NEWS


 

Why we don’t sell kākā food
ZEALANDIA Ecosanctuary

Why we don’t sell kākā food

An explanation from ZEALANDIA Conservation Manager, Dr. Danielle Shanahan

After being pretty much lost from the area in the early 1900’s, kākā are well and truly back in Wellington. Hundreds of them have been banded since they were introduced at ZEALANDIA in 2002. However, as these raucous parrots adapt to an urban environment, we need to be mindful of a few issues, including feeding kākā.

Feeding kākā the wrong foods can lead to metabolic bone disease, particularly during breeding season as adults bring food back to their nests. Kākā aren’t the greatest judge of what’s best for them and treats like nuts are irresistable. It’s a bit like offering your kids chocolate for every meal; they would probably take it every time despite the health effects.

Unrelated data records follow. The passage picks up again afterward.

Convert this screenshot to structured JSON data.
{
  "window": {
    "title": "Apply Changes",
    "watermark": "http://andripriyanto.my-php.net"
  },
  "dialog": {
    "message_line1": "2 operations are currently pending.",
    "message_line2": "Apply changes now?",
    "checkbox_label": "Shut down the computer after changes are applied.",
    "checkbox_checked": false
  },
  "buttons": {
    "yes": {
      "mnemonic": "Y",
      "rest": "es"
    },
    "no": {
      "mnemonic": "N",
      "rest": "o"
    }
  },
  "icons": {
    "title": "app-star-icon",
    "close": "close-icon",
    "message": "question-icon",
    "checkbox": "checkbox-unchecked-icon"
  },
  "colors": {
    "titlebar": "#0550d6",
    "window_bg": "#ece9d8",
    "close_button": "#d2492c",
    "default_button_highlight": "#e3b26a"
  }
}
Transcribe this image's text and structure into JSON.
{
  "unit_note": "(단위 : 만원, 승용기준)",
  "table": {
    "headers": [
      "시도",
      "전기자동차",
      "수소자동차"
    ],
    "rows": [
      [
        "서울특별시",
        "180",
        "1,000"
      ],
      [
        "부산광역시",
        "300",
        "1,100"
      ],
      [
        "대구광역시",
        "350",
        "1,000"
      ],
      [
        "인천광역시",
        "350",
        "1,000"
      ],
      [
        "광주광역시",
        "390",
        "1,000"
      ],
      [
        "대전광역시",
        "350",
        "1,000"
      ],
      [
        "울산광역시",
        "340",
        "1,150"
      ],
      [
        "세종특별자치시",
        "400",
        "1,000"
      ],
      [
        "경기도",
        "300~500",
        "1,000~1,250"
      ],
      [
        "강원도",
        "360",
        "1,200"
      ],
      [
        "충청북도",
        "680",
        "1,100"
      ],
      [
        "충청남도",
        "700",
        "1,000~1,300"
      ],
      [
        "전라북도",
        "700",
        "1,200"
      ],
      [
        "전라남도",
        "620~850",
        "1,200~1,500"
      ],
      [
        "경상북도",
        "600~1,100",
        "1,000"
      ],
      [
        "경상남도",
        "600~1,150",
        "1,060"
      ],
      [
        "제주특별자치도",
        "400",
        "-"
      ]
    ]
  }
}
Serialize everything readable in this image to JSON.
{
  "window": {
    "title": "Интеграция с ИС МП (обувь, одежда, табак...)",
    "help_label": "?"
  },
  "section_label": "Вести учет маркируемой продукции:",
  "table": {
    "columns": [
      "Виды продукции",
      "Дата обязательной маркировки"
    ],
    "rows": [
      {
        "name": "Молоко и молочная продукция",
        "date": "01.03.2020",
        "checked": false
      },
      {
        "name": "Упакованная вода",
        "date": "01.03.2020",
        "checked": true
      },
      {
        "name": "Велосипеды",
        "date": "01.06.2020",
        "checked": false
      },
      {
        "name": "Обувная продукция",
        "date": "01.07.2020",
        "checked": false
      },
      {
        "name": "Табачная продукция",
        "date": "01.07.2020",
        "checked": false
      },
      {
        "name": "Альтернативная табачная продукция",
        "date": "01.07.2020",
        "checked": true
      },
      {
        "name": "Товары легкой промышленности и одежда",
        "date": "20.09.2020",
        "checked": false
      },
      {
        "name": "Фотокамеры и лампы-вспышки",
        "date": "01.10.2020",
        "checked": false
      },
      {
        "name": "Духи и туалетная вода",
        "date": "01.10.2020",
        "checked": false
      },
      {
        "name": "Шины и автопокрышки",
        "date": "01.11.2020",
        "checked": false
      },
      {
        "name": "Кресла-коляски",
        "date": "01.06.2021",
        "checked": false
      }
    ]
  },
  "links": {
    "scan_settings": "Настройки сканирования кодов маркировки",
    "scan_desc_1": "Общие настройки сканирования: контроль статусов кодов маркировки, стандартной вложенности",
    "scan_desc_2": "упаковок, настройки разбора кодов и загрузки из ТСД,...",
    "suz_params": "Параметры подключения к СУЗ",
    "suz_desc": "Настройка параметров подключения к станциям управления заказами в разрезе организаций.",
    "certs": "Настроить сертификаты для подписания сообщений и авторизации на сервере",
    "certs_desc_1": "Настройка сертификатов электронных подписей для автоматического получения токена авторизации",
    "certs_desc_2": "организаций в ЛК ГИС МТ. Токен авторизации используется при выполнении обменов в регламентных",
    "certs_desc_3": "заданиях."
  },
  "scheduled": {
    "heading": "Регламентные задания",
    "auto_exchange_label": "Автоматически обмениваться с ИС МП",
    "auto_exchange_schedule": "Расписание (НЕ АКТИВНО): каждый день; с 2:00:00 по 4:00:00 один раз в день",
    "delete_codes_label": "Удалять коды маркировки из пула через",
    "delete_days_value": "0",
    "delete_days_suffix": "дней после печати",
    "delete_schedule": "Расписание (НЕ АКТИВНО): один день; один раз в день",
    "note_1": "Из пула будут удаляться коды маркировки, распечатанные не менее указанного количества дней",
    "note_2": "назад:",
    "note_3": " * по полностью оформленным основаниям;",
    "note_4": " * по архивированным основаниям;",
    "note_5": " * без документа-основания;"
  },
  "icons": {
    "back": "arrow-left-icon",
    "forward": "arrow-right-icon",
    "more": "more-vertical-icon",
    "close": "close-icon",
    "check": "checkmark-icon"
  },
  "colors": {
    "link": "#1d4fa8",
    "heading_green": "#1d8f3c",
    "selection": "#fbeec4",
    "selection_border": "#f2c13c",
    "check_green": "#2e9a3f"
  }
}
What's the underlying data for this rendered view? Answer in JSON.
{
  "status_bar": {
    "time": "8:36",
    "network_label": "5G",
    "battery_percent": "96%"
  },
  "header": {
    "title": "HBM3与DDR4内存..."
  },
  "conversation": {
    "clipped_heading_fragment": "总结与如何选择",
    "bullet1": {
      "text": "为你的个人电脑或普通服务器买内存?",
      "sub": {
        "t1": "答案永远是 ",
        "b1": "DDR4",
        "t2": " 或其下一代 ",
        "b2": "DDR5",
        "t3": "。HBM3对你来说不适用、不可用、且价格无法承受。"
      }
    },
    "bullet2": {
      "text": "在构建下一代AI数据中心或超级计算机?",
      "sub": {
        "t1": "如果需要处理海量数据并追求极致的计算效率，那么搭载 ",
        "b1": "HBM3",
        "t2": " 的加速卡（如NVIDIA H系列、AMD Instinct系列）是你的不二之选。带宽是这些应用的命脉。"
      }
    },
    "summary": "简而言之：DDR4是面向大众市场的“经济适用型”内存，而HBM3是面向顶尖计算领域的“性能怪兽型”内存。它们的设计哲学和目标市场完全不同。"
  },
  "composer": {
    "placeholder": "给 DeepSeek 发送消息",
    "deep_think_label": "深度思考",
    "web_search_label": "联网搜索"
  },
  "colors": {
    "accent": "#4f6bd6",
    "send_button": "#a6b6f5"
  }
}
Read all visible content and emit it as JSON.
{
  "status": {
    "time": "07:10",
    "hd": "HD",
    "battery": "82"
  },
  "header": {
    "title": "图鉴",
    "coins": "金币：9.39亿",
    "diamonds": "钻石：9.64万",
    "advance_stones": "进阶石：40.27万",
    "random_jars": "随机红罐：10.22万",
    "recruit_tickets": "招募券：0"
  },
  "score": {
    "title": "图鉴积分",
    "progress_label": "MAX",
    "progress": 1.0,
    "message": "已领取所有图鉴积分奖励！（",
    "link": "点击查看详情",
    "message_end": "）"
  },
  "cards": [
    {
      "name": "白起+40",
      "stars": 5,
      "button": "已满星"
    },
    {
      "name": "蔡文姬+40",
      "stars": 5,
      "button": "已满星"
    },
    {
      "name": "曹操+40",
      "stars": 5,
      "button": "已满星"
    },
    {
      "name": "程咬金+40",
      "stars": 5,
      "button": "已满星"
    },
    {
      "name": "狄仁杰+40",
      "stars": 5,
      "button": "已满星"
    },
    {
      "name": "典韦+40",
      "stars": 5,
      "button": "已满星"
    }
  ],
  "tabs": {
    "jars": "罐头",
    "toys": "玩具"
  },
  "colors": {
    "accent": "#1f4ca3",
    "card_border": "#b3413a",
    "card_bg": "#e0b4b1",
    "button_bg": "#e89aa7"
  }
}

People often ask us why we don’t sell healthy kākā food in our shop so that people can feed these fabulous birds at home. This has been a challenging dilemma for me, and one I have thought long and hard about.

 There are a couple of reasons why we have decided not to sell kākā food.  

The first is that once people start feeding kākā a little bit, the news quickly spreads and the number of birds turning up for some ‘fast food’ can quickly rise. We know of some people around Wellington who have ended up with up to 60-70 kākā in their backyard! These kinds of numbers are pretty overwhelming, and it is unhealthy for kākā and unhealthy for the people. We have also seen spikes in rat numbers where kākā feed.

Another aspect of this is protecting people’s property. Unfortunately we do hear of kākā damage and it seems that this happens where kākā can access food easily. Ordinarily, kākā have to work quite hard for their food, but easy access to high-energy food leaves them with time and energy to burn! At the sanctuary we closely control the amount we feed over the day so they also have to forage naturally, and this provides them with some balance.

Finally, there are some nasty diseases that kākā can catch when large numbers are concentrated in one area. For example, some kākā have died due to salmonella, which can pose a risk to humans. Kākā are also susceptible to toxoplasmosis, which again can be fatal. That’s why the hygiene element of feeding birds is so important. Here at ZEALANDIA we have a strict hygiene regime in place which ensures feeding areas are regularly cleaned.

As you can see this is a complex situation.

Ultimately, we are delighted that the kākā population is doing so well in Wellington. We love that locals can experience these special and charasmatic birds in their backyards and reserves! However, feeding is not the best way to enjoy these animals. If you would like to attract kākā to your backyard, please consider planting natives such as kōwhai instead!

 

Dr Danielle Shanahan
Manager Conservation, Learning, Research and Experience
ZEALANDIA

Previous Article ZEALANDIA Takahē Passes Away
Next Article Wellington’s new takahē

Name:
Email:
Subject:
Message:
x